* [WHAT THIS TASK INVOLVES]
Look through the entries below, please, and copy every line with the word "JSON".

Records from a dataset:
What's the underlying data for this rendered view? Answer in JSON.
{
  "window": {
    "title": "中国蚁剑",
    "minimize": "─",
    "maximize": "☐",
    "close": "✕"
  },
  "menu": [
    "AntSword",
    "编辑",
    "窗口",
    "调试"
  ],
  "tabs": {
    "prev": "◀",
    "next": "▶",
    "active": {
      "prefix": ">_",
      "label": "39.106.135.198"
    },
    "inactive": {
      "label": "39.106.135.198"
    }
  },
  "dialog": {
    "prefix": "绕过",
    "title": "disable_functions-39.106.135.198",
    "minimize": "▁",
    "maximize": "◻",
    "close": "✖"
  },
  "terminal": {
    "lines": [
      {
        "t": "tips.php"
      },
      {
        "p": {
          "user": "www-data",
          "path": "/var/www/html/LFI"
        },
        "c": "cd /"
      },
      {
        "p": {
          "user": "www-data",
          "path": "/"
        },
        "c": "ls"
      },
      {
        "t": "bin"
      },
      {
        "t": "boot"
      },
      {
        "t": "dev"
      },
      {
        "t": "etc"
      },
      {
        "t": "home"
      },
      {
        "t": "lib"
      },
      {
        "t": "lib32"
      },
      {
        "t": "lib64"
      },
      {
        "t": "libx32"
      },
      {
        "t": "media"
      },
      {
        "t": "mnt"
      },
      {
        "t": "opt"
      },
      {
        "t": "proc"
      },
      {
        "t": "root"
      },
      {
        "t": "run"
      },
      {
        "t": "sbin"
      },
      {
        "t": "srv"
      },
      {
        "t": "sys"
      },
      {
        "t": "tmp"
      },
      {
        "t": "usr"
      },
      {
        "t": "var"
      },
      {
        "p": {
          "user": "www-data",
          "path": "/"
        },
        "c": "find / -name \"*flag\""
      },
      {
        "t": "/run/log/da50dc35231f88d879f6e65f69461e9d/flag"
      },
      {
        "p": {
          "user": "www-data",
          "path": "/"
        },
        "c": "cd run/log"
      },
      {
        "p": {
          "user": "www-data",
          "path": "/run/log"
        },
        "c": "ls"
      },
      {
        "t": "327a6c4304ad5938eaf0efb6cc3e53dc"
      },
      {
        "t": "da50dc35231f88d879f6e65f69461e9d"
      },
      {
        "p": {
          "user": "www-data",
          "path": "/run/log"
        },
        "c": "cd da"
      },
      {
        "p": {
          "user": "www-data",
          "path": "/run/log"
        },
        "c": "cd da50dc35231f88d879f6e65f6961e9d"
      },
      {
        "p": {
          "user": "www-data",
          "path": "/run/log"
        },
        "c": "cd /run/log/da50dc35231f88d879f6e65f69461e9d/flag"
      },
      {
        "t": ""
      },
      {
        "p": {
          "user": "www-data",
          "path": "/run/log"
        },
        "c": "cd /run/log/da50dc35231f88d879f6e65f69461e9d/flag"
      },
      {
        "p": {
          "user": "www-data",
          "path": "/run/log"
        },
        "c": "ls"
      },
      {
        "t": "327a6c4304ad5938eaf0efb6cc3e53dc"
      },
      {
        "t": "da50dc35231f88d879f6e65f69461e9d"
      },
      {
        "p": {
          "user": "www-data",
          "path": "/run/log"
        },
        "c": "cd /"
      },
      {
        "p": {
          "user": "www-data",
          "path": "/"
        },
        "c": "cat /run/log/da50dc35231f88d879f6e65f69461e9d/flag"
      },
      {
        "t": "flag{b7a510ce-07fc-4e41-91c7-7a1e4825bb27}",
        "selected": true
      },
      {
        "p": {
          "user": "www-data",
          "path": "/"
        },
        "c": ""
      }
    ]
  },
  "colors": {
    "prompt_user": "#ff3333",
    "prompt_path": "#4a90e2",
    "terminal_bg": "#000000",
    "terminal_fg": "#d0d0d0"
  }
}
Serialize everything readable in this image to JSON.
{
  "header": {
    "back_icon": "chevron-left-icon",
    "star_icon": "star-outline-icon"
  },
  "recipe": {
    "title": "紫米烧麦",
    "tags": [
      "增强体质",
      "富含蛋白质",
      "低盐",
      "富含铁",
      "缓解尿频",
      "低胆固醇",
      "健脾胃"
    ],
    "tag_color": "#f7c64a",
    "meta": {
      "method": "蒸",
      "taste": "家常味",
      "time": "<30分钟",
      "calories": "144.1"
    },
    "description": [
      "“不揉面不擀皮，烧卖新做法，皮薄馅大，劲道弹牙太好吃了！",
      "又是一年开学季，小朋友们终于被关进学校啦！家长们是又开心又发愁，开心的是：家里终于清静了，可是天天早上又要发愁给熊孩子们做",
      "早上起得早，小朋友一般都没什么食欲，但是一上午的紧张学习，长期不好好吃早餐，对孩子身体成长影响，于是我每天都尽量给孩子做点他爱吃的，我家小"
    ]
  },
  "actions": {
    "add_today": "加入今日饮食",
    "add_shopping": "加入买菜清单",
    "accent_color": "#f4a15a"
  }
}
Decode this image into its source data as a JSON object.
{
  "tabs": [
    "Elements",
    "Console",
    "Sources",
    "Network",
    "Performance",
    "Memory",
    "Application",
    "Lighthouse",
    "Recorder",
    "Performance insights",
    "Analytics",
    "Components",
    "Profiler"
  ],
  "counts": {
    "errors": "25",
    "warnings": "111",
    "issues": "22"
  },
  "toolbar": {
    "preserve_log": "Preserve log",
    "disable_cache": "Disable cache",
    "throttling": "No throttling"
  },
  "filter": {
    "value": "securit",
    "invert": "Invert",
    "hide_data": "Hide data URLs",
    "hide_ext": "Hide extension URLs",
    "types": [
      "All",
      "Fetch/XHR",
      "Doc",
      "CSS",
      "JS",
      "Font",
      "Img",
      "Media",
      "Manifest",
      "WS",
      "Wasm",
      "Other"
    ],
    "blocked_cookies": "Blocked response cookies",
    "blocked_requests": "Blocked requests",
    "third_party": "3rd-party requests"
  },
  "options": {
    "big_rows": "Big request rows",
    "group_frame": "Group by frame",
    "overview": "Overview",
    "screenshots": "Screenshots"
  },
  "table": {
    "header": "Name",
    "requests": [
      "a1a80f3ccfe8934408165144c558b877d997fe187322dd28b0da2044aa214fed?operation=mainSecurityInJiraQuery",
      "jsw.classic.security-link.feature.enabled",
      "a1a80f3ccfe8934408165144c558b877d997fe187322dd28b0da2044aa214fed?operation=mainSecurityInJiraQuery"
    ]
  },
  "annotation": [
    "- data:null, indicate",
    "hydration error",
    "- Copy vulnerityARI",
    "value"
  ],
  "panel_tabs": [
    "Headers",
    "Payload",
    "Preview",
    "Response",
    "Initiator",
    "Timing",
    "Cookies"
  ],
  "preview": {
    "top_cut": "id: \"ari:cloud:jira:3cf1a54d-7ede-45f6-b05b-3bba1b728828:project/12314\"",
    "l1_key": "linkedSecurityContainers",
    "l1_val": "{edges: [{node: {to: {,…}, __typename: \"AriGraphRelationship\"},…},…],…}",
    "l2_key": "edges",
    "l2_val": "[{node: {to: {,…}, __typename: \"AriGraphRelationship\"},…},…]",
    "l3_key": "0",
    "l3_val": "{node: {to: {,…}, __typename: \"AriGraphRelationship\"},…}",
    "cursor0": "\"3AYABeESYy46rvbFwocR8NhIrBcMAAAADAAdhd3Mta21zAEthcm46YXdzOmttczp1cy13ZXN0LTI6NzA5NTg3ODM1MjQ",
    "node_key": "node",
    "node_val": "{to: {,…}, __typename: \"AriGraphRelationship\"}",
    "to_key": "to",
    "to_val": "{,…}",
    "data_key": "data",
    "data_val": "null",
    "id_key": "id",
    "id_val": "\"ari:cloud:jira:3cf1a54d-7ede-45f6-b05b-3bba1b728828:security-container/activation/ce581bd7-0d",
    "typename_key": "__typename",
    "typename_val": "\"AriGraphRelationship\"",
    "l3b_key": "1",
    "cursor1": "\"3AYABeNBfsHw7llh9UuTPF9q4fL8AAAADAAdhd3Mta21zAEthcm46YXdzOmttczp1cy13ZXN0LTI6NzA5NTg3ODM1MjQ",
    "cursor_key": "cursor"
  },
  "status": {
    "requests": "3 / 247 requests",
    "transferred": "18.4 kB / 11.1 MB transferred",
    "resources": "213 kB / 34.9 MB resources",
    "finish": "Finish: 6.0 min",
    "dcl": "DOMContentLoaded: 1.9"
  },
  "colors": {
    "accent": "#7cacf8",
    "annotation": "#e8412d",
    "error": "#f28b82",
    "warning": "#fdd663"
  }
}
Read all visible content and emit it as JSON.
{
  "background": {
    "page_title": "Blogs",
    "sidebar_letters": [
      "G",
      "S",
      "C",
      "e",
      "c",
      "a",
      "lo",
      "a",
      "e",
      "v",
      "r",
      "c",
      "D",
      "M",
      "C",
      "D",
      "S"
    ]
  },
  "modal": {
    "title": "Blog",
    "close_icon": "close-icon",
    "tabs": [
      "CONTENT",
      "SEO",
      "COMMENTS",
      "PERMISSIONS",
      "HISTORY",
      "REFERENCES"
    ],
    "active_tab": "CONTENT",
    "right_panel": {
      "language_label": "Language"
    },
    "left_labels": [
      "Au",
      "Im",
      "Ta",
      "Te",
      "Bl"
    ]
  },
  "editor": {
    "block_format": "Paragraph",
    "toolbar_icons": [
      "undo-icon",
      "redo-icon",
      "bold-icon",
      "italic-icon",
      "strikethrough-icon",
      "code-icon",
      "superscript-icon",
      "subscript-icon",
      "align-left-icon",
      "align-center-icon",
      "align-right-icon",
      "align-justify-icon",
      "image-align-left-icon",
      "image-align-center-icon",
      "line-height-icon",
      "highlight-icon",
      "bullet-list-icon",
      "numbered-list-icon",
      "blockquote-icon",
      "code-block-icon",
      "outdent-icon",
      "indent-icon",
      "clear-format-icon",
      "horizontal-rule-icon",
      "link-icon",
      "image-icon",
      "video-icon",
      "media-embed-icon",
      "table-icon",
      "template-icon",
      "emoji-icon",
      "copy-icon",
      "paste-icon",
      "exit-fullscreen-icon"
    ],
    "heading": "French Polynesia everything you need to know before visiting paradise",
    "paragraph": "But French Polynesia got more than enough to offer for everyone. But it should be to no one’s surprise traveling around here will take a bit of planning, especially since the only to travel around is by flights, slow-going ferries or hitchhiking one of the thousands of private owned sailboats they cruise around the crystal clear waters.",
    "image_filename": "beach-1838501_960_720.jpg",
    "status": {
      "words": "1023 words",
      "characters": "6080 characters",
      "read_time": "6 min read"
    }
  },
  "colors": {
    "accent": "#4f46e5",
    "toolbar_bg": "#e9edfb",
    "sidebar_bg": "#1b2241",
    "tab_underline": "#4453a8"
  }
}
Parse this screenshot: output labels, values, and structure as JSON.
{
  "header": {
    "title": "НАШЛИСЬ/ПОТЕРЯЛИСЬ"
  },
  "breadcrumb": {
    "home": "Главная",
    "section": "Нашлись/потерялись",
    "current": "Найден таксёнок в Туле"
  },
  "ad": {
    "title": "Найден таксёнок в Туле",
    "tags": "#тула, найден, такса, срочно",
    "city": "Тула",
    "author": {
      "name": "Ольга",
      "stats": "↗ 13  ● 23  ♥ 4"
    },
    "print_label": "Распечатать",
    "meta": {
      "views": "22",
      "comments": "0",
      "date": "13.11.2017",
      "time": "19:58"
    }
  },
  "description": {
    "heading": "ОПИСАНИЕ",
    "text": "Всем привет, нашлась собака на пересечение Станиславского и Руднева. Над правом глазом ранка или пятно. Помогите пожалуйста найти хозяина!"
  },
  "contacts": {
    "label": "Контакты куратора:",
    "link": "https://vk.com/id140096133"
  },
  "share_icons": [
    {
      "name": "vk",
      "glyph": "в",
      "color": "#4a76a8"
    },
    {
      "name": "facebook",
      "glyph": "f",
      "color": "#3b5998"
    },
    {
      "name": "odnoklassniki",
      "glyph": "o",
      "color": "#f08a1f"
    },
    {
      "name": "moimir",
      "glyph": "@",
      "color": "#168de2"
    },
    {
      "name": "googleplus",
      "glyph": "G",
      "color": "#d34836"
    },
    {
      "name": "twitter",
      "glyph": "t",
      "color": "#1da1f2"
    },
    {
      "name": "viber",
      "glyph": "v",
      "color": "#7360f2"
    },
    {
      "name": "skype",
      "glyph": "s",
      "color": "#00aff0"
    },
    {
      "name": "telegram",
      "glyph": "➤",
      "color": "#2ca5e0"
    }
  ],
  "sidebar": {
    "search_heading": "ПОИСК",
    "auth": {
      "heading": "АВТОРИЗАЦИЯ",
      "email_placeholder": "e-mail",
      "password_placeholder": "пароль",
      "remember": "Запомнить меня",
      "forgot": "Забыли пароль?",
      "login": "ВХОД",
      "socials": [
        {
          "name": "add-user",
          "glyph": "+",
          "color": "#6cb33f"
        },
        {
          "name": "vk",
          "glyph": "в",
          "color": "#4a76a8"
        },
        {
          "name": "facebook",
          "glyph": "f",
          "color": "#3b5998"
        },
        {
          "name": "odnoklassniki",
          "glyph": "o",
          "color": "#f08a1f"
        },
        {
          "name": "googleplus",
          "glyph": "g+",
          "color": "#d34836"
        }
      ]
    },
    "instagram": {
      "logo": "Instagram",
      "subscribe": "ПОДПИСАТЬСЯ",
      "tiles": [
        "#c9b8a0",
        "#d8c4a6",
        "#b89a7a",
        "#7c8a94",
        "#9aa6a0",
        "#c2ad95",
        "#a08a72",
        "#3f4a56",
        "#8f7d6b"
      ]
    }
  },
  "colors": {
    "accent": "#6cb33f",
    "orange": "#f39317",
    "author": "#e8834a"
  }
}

* [YOUR RESPONSE]
What's the underlying data for this rendered view? Answer in JSON.
Serialize everything readable in this image to JSON.
Decode this image into its source data as a JSON object.
Read all visible content and emit it as JSON.
Parse this screenshot: output labels, values, and structure as JSON.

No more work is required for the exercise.